Drug dealing prosecution defenses addressed by Fairfax criminal lawyer
Drug dealing convictions can arise in Virginia from matching packaging and so-called expert testimony
Drug dealing convictions in Virginia can result from matching packaging and so-called expert testimony about intent to distribute. As a Fairfax criminal lawyer, I know the risk of the presence near drugs risking a prosecution and conviction for possessing or trafficking in those drugs. Consequently, think twice before hanging out with or being anywhere near people you know have illegal controlled substances / drugs on them. I know that can make you a subject of ridicule and alienation by such people, but the Virginia drug laws are too harsh to automatically discard proceeding with such caution.
How can a defendant be convicted for drug dealing from being near a drug-filled plastic bag that is consistent with plastic that was recently sticking out of the suspect’s pocket?
Police stopped Rudolph Watson’s car for having a taillight out. When the police officer was interacting with Watson, Watson had a plastic bag in his left hand that he then put in his pocket. Watson v. Virginia, Record No. 1350-20-1 (Va. App., Dec. 14, 2021) (unpublished). Police office Moorman “asked appellant ‘what did you put in your pocket,’ to which appellant responded by turning and running away. Moorman quickly apprehended appellant, approximately five to ten yards from his police vehicle. When Moorman reached appellant in the short chase, appellant ‘went head over heels’ and ‘rolled forward, hitting the ground.’ Once appellant was handcuffed and secured, Moorman could not find the plastic bag in appellant’s pocket…” Near the area where the chase began, officer Moorman found a plastic bag containing nineteen bags of cocaine. Even though he could not rule out that the bag was left by someone else, and did not see what Watson did with the bag, Moorman testified at Watson’s drug dealing trial that the bag looked consistent with what was earlier in Watson’s hand. Of course the two plastic bags looked consistent with each other, when a slew of plastic bags look consistent with each other. Watson found this evidence to be sufficient to allow the conclusion that the cocaine-containing plastic bag on the ground was the same one held earlier by Watson.
Virginia Court of Appeals finds the evidence sufficient to find intent to distribute the nineteen bags of cocaine
At Watson’s drug dealing trial, the prosecution presented “expert” testimony that the numerosity and size of each of the nineteen cocaine baggies, together with the absence of material to ingest it with (who needs anything but a rolled up dollar bill to snort it?) indicated intent to distribute the cocaine, which of course brings harsher sentencing than mere possession for person use. The judge, sitting without a jury, convicted Watson of possession with intent to distribute cocaine.
Why does Watson not address the legality of the seizure of Watson?
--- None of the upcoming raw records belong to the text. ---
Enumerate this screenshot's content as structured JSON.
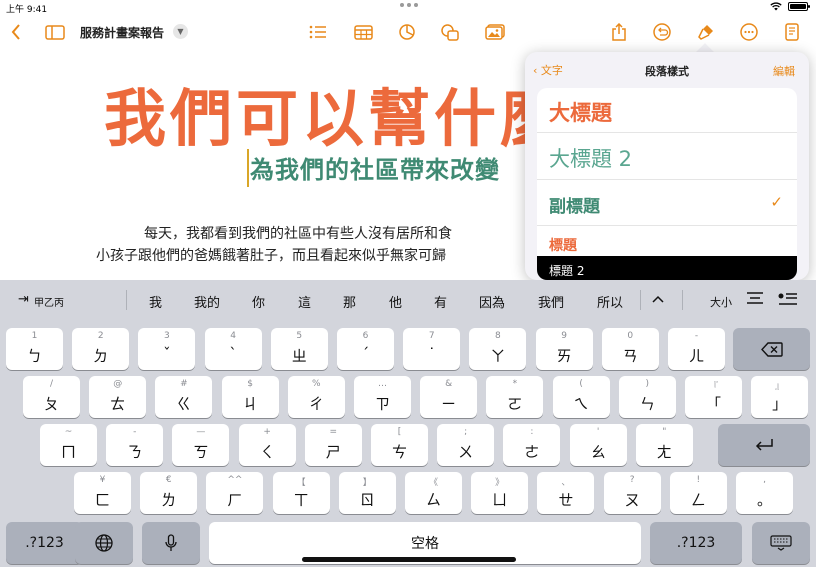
{
  "status_bar": {
    "time": "上午 9:41",
    "battery": "100%"
  },
  "toolbar": {
    "doc_title": "服務計畫案報告",
    "icons": [
      "chevron-left-icon",
      "sidebar-icon",
      "list-icon",
      "table-icon",
      "chart-icon",
      "shapes-icon",
      "media-icon",
      "share-icon",
      "undo-icon",
      "format-brush-icon",
      "more-icon",
      "document-icon"
    ]
  },
  "document": {
    "heading": "我們可以幫什麼",
    "subheading": "為我們的社區帶來改變",
    "body": [
      "每天，我都看到我們的社區中有些人沒有居所和食",
      "小孩子跟他們的爸媽餓著肚子，而且看起來似乎無家可歸"
    ]
  },
  "popover": {
    "back_label": "文字",
    "title": "段落樣式",
    "edit_label": "編輯",
    "styles": [
      {
        "label": "大標題",
        "checked": false
      },
      {
        "label": "大標題 2",
        "checked": false
      },
      {
        "label": "副標題",
        "checked": true
      },
      {
        "label": "標題",
        "checked": false
      },
      {
        "label": "標題 2",
        "checked": false
      }
    ],
    "check_glyph": "✓"
  },
  "keyboard": {
    "input_mode": "甲乙丙",
    "candidates": [
      "我",
      "我的",
      "你",
      "這",
      "那",
      "他",
      "有",
      "因為",
      "我們",
      "所以"
    ],
    "font_size_label": "大小",
    "row1": [
      {
        "hint": "1",
        "main": "ㄅ"
      },
      {
        "hint": "2",
        "main": "ㄉ"
      },
      {
        "hint": "3",
        "main": "ˇ"
      },
      {
        "hint": "4",
        "main": "ˋ"
      },
      {
        "hint": "5",
        "main": "ㄓ"
      },
      {
        "hint": "6",
        "main": "ˊ"
      },
      {
        "hint": "7",
        "main": "˙"
      },
      {
        "hint": "8",
        "main": "ㄚ"
      },
      {
        "hint": "9",
        "main": "ㄞ"
      },
      {
        "hint": "0",
        "main": "ㄢ"
      },
      {
        "hint": "-",
        "main": "ㄦ"
      }
    ],
    "row2": [
      {
        "hint": "/",
        "main": "ㄆ"
      },
      {
        "hint": "@",
        "main": "ㄊ"
      },
      {
        "hint": "#",
        "main": "ㄍ"
      },
      {
        "hint": "$",
        "main": "ㄐ"
      },
      {
        "hint": "%",
        "main": "ㄔ"
      },
      {
        "hint": "…",
        "main": "ㄗ"
      },
      {
        "hint": "&",
        "main": "ㄧ"
      },
      {
        "hint": "*",
        "main": "ㄛ"
      },
      {
        "hint": "(",
        "main": "ㄟ"
      },
      {
        "hint": ")",
        "main": "ㄣ"
      },
      {
        "hint": "『",
        "main": "「"
      },
      {
        "hint": "』",
        "main": "」"
      }
    ],
    "row3": [
      {
        "hint": "~",
        "main": "ㄇ"
      },
      {
        "hint": "-",
        "main": "ㄋ"
      },
      {
        "hint": "—",
        "main": "ㄎ"
      },
      {
        "hint": "+",
        "main": "ㄑ"
      },
      {
        "hint": "=",
        "main": "ㄕ"
      },
      {
        "hint": "[",
        "main": "ㄘ"
      },
      {
        "hint": ";",
        "main": "ㄨ"
      },
      {
        "hint": ":",
        "main": "ㄜ"
      },
      {
        "hint": "'",
        "main": "ㄠ"
      },
      {
        "hint": "\"",
        "main": "ㄤ"
      }
    ],
    "row4": [
      {
        "hint": "¥",
        "main": "ㄈ"
      },
      {
        "hint": "€",
        "main": "ㄌ"
      },
      {
        "hint": "^^",
        "main": "ㄏ"
      },
      {
        "hint": "【",
        "main": "ㄒ"
      },
      {
        "hint": "】",
        "main": "ㄖ"
      },
      {
        "hint": "《",
        "main": "ㄙ"
      },
      {
        "hint": "》",
        "main": "ㄩ"
      },
      {
        "hint": "、",
        "main": "ㄝ"
      },
      {
        "hint": "?",
        "main": "ㄡ"
      },
      {
        "hint": "!",
        "main": "ㄥ"
      },
      {
        "hint": ",",
        "main": "。"
      }
    ],
    "numbers_label": ".?123",
    "space_label": "空格"
  }
}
This Watson drug dealing case does not address the legality of the seizure of Watson. One is left to wonder whether his lawyer preserved that issue at the trial stage or in his written appellate filings. Nonetheless, had this stop happened today, it would have been unlawful, because new Virginia law renders inadmissible at trial incriminating evidence obtained from a traffic stop effectuated solely due to a defective taillight. Virginia Code § 46.2-1013. The police seizure of Watson would only seem justifiable if as a result of seizing him to issue a summons for the defective taillight, rather than that his running away created sufficient Fourth Amendment justification (whether with reasonable suspicion or probable cause) that the baggie contained illegal drugs.
Fairfax criminal lawyer Jonathan Katz has successfully hundreds of people against Virginia DUI, drug, felony and misdemeanor prosecutions. For a free in-person consultation with Jon Katz about your court-pending case, call 703-383-1100.